• Work required:
Repeat the entries word for word. Leave nothing out.

[Opening Dataset section]

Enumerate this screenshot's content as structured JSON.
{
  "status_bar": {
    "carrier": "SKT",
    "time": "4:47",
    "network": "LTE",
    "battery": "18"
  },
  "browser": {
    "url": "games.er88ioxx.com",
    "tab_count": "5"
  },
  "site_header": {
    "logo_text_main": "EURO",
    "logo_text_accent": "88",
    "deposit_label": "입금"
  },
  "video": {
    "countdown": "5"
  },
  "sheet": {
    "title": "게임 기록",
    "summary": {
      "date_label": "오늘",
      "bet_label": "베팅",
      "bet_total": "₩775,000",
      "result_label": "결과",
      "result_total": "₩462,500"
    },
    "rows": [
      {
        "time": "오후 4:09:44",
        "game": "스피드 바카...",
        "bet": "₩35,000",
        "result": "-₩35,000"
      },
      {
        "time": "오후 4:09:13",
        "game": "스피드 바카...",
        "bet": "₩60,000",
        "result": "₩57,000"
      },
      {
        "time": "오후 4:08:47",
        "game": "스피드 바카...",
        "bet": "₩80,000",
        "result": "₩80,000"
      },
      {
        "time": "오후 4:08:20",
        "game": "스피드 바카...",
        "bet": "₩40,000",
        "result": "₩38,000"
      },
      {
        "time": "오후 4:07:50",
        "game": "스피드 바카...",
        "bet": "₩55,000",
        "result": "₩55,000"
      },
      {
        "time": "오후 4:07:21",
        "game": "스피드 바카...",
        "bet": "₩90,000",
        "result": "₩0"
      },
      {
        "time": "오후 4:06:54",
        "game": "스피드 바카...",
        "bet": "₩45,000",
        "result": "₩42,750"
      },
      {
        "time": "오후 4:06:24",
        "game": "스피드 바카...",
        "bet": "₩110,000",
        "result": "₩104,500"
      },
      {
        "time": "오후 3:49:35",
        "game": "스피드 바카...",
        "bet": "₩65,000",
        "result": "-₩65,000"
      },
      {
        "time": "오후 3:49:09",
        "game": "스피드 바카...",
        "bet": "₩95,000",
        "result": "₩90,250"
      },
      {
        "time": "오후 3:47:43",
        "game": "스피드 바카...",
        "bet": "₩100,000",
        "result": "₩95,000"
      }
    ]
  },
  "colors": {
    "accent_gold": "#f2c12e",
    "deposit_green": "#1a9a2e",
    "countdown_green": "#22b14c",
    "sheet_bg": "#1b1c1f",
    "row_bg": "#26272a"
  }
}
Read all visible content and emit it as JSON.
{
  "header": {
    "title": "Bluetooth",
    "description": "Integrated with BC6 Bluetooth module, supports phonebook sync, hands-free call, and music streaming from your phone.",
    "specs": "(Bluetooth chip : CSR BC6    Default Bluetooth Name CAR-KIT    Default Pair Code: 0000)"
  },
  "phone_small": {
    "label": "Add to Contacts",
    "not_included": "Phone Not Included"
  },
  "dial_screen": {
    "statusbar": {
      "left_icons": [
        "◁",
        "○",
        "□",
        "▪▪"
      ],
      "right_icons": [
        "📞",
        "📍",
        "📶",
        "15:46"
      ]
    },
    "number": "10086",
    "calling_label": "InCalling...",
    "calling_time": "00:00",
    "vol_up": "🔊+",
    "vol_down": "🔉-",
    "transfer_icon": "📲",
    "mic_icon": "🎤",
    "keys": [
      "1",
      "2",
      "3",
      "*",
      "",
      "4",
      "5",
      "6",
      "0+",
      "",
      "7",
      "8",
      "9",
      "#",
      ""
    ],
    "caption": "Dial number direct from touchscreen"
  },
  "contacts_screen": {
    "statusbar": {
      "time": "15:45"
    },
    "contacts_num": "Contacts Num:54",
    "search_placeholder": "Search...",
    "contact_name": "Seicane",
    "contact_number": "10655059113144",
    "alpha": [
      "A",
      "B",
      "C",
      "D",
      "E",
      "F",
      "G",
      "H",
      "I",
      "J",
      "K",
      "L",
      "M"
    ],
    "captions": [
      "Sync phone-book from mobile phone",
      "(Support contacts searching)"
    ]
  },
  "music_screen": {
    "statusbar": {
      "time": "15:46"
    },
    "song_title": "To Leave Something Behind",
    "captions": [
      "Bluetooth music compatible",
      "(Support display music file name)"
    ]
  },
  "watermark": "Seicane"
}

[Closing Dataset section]

• Final answer:
Enumerate this screenshot's content as structured JSON.
{
  "status_bar": {
    "carrier": "SKT",
    "time": "4:47",
    "network": "LTE",
    "battery": "18"
  },
  "browser": {
    "url": "games.er88ioxx.com",
    "tab_count": "5"
  },
  "site_header": {
    "logo_text_main": "EURO",
    "logo_text_accent": "88",
    "deposit_label": "입금"
  },
  "video": {
    "countdown": "5"
  },
  "sheet": {
    "title": "게임 기록",
    "summary": {
      "date_label": "오늘",
      "bet_label": "베팅",
      "bet_total": "₩775,000",
      "result_label": "결과",
      "result_total": "₩462,500"
    },
    "rows": [
      {
        "time": "오후 4:09:44",
        "game": "스피드 바카...",
        "bet": "₩35,000",
        "result": "-₩35,000"
      },
      {
        "time": "오후 4:09:13",
        "game": "스피드 바카...",
        "bet": "₩60,000",
        "result": "₩57,000"
      },
      {
        "time": "오후 4:08:47",
        "game": "스피드 바카...",
        "bet": "₩80,000",
        "result": "₩80,000"
      },
      {
        "time": "오후 4:08:20",
        "game": "스피드 바카...",
        "bet": "₩40,000",
        "result": "₩38,000"
      },
      {
        "time": "오후 4:07:50",
        "game": "스피드 바카...",
        "bet": "₩55,000",
        "result": "₩55,000"
      },
      {
        "time": "오후 4:07:21",
        "game": "스피드 바카...",
        "bet": "₩90,000",
        "result": "₩0"
      },
      {
        "time": "오후 4:06:54",
        "game": "스피드 바카...",
        "bet": "₩45,000",
        "result": "₩42,750"
      },
      {
        "time": "오후 4:06:24",
        "game": "스피드 바카...",
        "bet": "₩110,000",
        "result": "₩104,500"
      },
      {
        "time": "오후 3:49:35",
        "game": "스피드 바카...",
        "bet": "₩65,000",
        "result": "-₩65,000"
      },
      {
        "time": "오후 3:49:09",
        "game": "스피드 바카...",
        "bet": "₩95,000",
        "result": "₩90,250"
      },
      {
        "time": "오후 3:47:43",
        "game": "스피드 바카...",
        "bet": "₩100,000",
        "result": "₩95,000"
      }
    ]
  },
  "colors": {
    "accent_gold": "#f2c12e",
    "deposit_green": "#1a9a2e",
    "countdown_green": "#22b14c",
    "sheet_bg": "#1b1c1f",
    "row_bg": "#26272a"
  }
}
Read all visible content and emit it as JSON.
{
  "header": {
    "title": "Bluetooth",
    "description": "Integrated with BC6 Bluetooth module, supports phonebook sync, hands-free call, and music streaming from your phone.",
    "specs": "(Bluetooth chip : CSR BC6    Default Bluetooth Name CAR-KIT    Default Pair Code: 0000)"
  },
  "phone_small": {
    "label": "Add to Contacts",
    "not_included": "Phone Not Included"
  },
  "dial_screen": {
    "statusbar": {
      "left_icons": [
        "◁",
        "○",
        "□",
        "▪▪"
      ],
      "right_icons": [
        "📞",
        "📍",
        "📶",
        "15:46"
      ]
    },
    "number": "10086",
    "calling_label": "InCalling...",
    "calling_time": "00:00",
    "vol_up": "🔊+",
    "vol_down": "🔉-",
    "transfer_icon": "📲",
    "mic_icon": "🎤",
    "keys": [
      "1",
      "2",
      "3",
      "*",
      "",
      "4",
      "5",
      "6",
      "0+",
      "",
      "7",
      "8",
      "9",
      "#",
      ""
    ],
    "caption": "Dial number direct from touchscreen"
  },
  "contacts_screen": {
    "statusbar": {
      "time": "15:45"
    },
    "contacts_num": "Contacts Num:54",
    "search_placeholder": "Search...",
    "contact_name": "Seicane",
    "contact_number": "10655059113144",
    "alpha": [
      "A",
      "B",
      "C",
      "D",
      "E",
      "F",
      "G",
      "H",
      "I",
      "J",
      "K",
      "L",
      "M"
    ],
    "captions": [
      "Sync phone-book from mobile phone",
      "(Support contacts searching)"
    ]
  },
  "music_screen": {
    "statusbar": {
      "time": "15:46"
    },
    "song_title": "To Leave Something Behind",
    "captions": [
      "Bluetooth music compatible",
      "(Support display music file name)"
    ]
  },
  "watermark": "Seicane"
}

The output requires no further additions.